**PROBLEM TO SOLVE:** Search the entries below for the word "Алексей" and copy each line that has it.
==================================================
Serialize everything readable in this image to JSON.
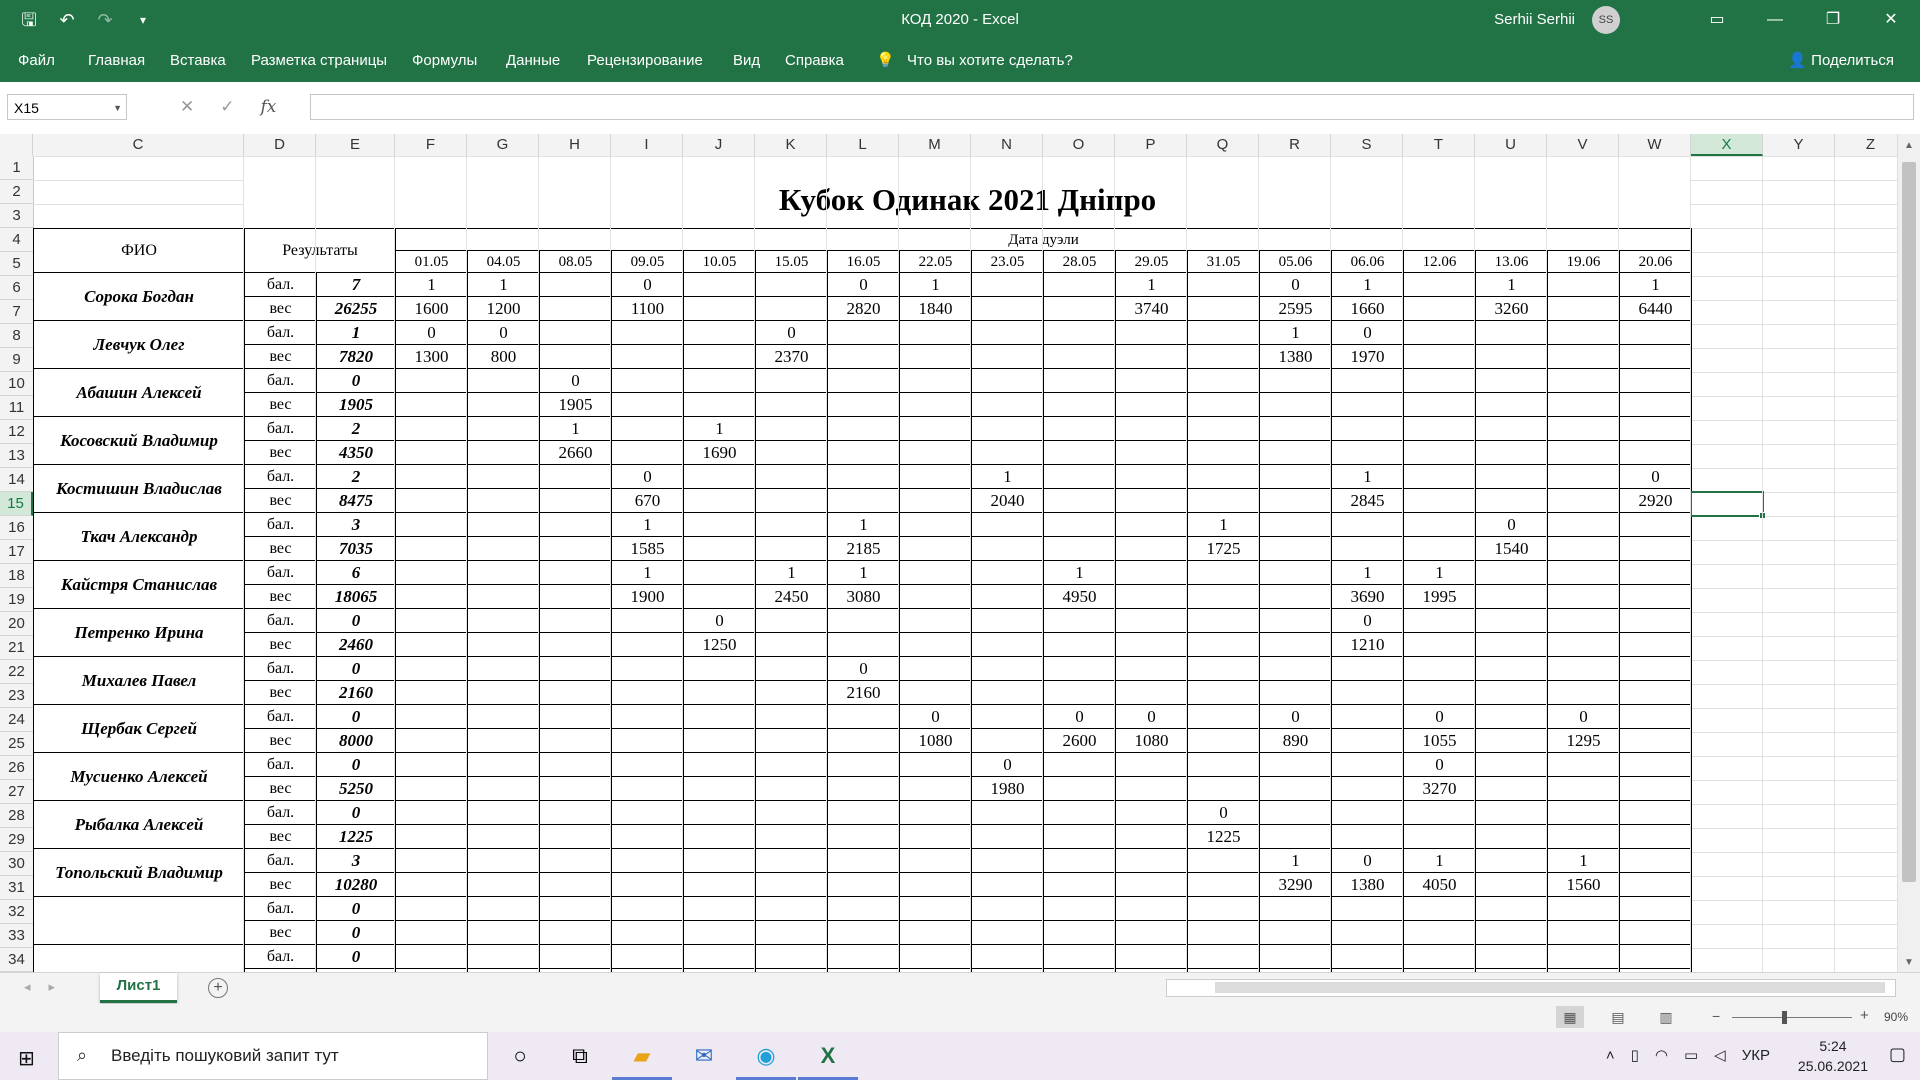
{
  "window": {
    "title": "КОД 2020  -  Excel",
    "user": "Serhii Serhii",
    "user_initials": "SS"
  },
  "ribbon": {
    "tabs": [
      "Файл",
      "Главная",
      "Вставка",
      "Разметка страницы",
      "Формулы",
      "Данные",
      "Рецензирование",
      "Вид",
      "Справка",
      "Что вы хотите сделать?"
    ],
    "share": "Поделиться"
  },
  "formula_bar": {
    "name_box": "X15",
    "fx": "fx",
    "value": ""
  },
  "columns": [
    "C",
    "D",
    "E",
    "F",
    "G",
    "H",
    "I",
    "J",
    "K",
    "L",
    "M",
    "N",
    "O",
    "P",
    "Q",
    "R",
    "S",
    "T",
    "U",
    "V",
    "W",
    "X",
    "Y",
    "Z"
  ],
  "selected_column": "X",
  "rows": [
    "1",
    "2",
    "3",
    "4",
    "5",
    "6",
    "7",
    "8",
    "9",
    "10",
    "11",
    "12",
    "13",
    "14",
    "15",
    "16",
    "17",
    "18",
    "19",
    "20",
    "21",
    "22",
    "23",
    "24",
    "25",
    "26",
    "27",
    "28",
    "29",
    "30",
    "31",
    "32",
    "33",
    "34"
  ],
  "selected_row": "15",
  "sheet_title": "Кубок Одинак 2021 Дніпро",
  "table": {
    "fio_header": "ФИО",
    "results_header": "Результаты",
    "dates_header": "Дата дуэли",
    "dates": [
      "01.05",
      "04.05",
      "08.05",
      "09.05",
      "10.05",
      "15.05",
      "16.05",
      "22.05",
      "23.05",
      "28.05",
      "29.05",
      "31.05",
      "05.06",
      "06.06",
      "12.06",
      "13.06",
      "19.06",
      "20.06"
    ],
    "label_points": "бал.",
    "label_weight": "вес",
    "players": [
      {
        "name": "Сорока Богдан",
        "points_total": "7",
        "weight_total": "26255",
        "points": [
          "1",
          "1",
          "",
          "0",
          "",
          "",
          "0",
          "1",
          "",
          "",
          "1",
          "",
          "0",
          "1",
          "",
          "1",
          "",
          "1"
        ],
        "weights": [
          "1600",
          "1200",
          "",
          "1100",
          "",
          "",
          "2820",
          "1840",
          "",
          "",
          "3740",
          "",
          "2595",
          "1660",
          "",
          "3260",
          "",
          "6440"
        ]
      },
      {
        "name": "Левчук Олег",
        "points_total": "1",
        "weight_total": "7820",
        "points": [
          "0",
          "0",
          "",
          "",
          "",
          "0",
          "",
          "",
          "",
          "",
          "",
          "",
          "1",
          "0",
          "",
          "",
          "",
          ""
        ],
        "weights": [
          "1300",
          "800",
          "",
          "",
          "",
          "2370",
          "",
          "",
          "",
          "",
          "",
          "",
          "1380",
          "1970",
          "",
          "",
          "",
          ""
        ]
      },
      {
        "name": "Абашин Алексей",
        "points_total": "0",
        "weight_total": "1905",
        "points": [
          "",
          "",
          "0",
          "",
          "",
          "",
          "",
          "",
          "",
          "",
          "",
          "",
          "",
          "",
          "",
          "",
          "",
          ""
        ],
        "weights": [
          "",
          "",
          "1905",
          "",
          "",
          "",
          "",
          "",
          "",
          "",
          "",
          "",
          "",
          "",
          "",
          "",
          "",
          ""
        ]
      },
      {
        "name": "Косовский Владимир",
        "points_total": "2",
        "weight_total": "4350",
        "points": [
          "",
          "",
          "1",
          "",
          "1",
          "",
          "",
          "",
          "",
          "",
          "",
          "",
          "",
          "",
          "",
          "",
          "",
          ""
        ],
        "weights": [
          "",
          "",
          "2660",
          "",
          "1690",
          "",
          "",
          "",
          "",
          "",
          "",
          "",
          "",
          "",
          "",
          "",
          "",
          ""
        ]
      },
      {
        "name": "Костишин Владислав",
        "points_total": "2",
        "weight_total": "8475",
        "points": [
          "",
          "",
          "",
          "0",
          "",
          "",
          "",
          "",
          "1",
          "",
          "",
          "",
          "",
          "1",
          "",
          "",
          "",
          "0"
        ],
        "weights": [
          "",
          "",
          "",
          "670",
          "",
          "",
          "",
          "",
          "2040",
          "",
          "",
          "",
          "",
          "2845",
          "",
          "",
          "",
          "2920"
        ]
      },
      {
        "name": "Ткач Александр",
        "points_total": "3",
        "weight_total": "7035",
        "points": [
          "",
          "",
          "",
          "1",
          "",
          "",
          "1",
          "",
          "",
          "",
          "",
          "1",
          "",
          "",
          "",
          "0",
          "",
          ""
        ],
        "weights": [
          "",
          "",
          "",
          "1585",
          "",
          "",
          "2185",
          "",
          "",
          "",
          "",
          "1725",
          "",
          "",
          "",
          "1540",
          "",
          ""
        ]
      },
      {
        "name": "Кайстря Станислав",
        "points_total": "6",
        "weight_total": "18065",
        "points": [
          "",
          "",
          "",
          "1",
          "",
          "1",
          "1",
          "",
          "",
          "1",
          "",
          "",
          "",
          "1",
          "1",
          "",
          "",
          ""
        ],
        "weights": [
          "",
          "",
          "",
          "1900",
          "",
          "2450",
          "3080",
          "",
          "",
          "4950",
          "",
          "",
          "",
          "3690",
          "1995",
          "",
          "",
          ""
        ]
      },
      {
        "name": "Петренко Ирина",
        "points_total": "0",
        "weight_total": "2460",
        "points": [
          "",
          "",
          "",
          "",
          "0",
          "",
          "",
          "",
          "",
          "",
          "",
          "",
          "",
          "0",
          "",
          "",
          "",
          ""
        ],
        "weights": [
          "",
          "",
          "",
          "",
          "1250",
          "",
          "",
          "",
          "",
          "",
          "",
          "",
          "",
          "1210",
          "",
          "",
          "",
          ""
        ]
      },
      {
        "name": "Михалев Павел",
        "points_total": "0",
        "weight_total": "2160",
        "points": [
          "",
          "",
          "",
          "",
          "",
          "",
          "0",
          "",
          "",
          "",
          "",
          "",
          "",
          "",
          "",
          "",
          "",
          ""
        ],
        "weights": [
          "",
          "",
          "",
          "",
          "",
          "",
          "2160",
          "",
          "",
          "",
          "",
          "",
          "",
          "",
          "",
          "",
          "",
          ""
        ]
      },
      {
        "name": "Щербак Сергей",
        "points_total": "0",
        "weight_total": "8000",
        "points": [
          "",
          "",
          "",
          "",
          "",
          "",
          "",
          "0",
          "",
          "0",
          "0",
          "",
          "0",
          "",
          "0",
          "",
          "0",
          ""
        ],
        "weights": [
          "",
          "",
          "",
          "",
          "",
          "",
          "",
          "1080",
          "",
          "2600",
          "1080",
          "",
          "890",
          "",
          "1055",
          "",
          "1295",
          ""
        ]
      },
      {
        "name": "Мусиенко Алексей",
        "points_total": "0",
        "weight_total": "5250",
        "points": [
          "",
          "",
          "",
          "",
          "",
          "",
          "",
          "",
          "0",
          "",
          "",
          "",
          "",
          "",
          "0",
          "",
          "",
          ""
        ],
        "weights": [
          "",
          "",
          "",
          "",
          "",
          "",
          "",
          "",
          "1980",
          "",
          "",
          "",
          "",
          "",
          "3270",
          "",
          "",
          ""
        ]
      },
      {
        "name": "Рыбалка Алексей",
        "points_total": "0",
        "weight_total": "1225",
        "points": [
          "",
          "",
          "",
          "",
          "",
          "",
          "",
          "",
          "",
          "",
          "",
          "0",
          "",
          "",
          "",
          "",
          "",
          ""
        ],
        "weights": [
          "",
          "",
          "",
          "",
          "",
          "",
          "",
          "",
          "",
          "",
          "",
          "1225",
          "",
          "",
          "",
          "",
          "",
          ""
        ]
      },
      {
        "name": "Топольский Владимир",
        "points_total": "3",
        "weight_total": "10280",
        "points": [
          "",
          "",
          "",
          "",
          "",
          "",
          "",
          "",
          "",
          "",
          "",
          "",
          "1",
          "0",
          "1",
          "",
          "1",
          ""
        ],
        "weights": [
          "",
          "",
          "",
          "",
          "",
          "",
          "",
          "",
          "",
          "",
          "",
          "",
          "3290",
          "1380",
          "4050",
          "",
          "1560",
          ""
        ]
      },
      {
        "name": "",
        "points_total": "0",
        "weight_total": "0",
        "points": [
          "",
          "",
          "",
          "",
          "",
          "",
          "",
          "",
          "",
          "",
          "",
          "",
          "",
          "",
          "",
          "",
          "",
          ""
        ],
        "weights": [
          "",
          "",
          "",
          "",
          "",
          "",
          "",
          "",
          "",
          "",
          "",
          "",
          "",
          "",
          "",
          "",
          "",
          ""
        ]
      },
      {
        "name": "",
        "points_total": "0",
        "weight_total": "",
        "points": [
          "",
          "",
          "",
          "",
          "",
          "",
          "",
          "",
          "",
          "",
          "",
          "",
          "",
          "",
          "",
          "",
          "",
          ""
        ],
        "weights": [
          "",
          "",
          "",
          "",
          "",
          "",
          "",
          "",
          "",
          "",
          "",
          "",
          "",
          "",
          "",
          "",
          "",
          ""
        ]
      }
    ]
  },
  "sheet_tab": "Лист1",
  "status": {
    "zoom": "90%"
  },
  "taskbar": {
    "search_placeholder": "Введіть пошуковий запит тут",
    "lang": "УКР",
    "time": "5:24",
    "date": "25.06.2021"
  }
}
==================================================
**ANSWER TO THE EXERCISE:**
        "name": "Абашин Алексей",
        "name": "Мусиенко Алексей",
        "name": "Рыбалка Алексей",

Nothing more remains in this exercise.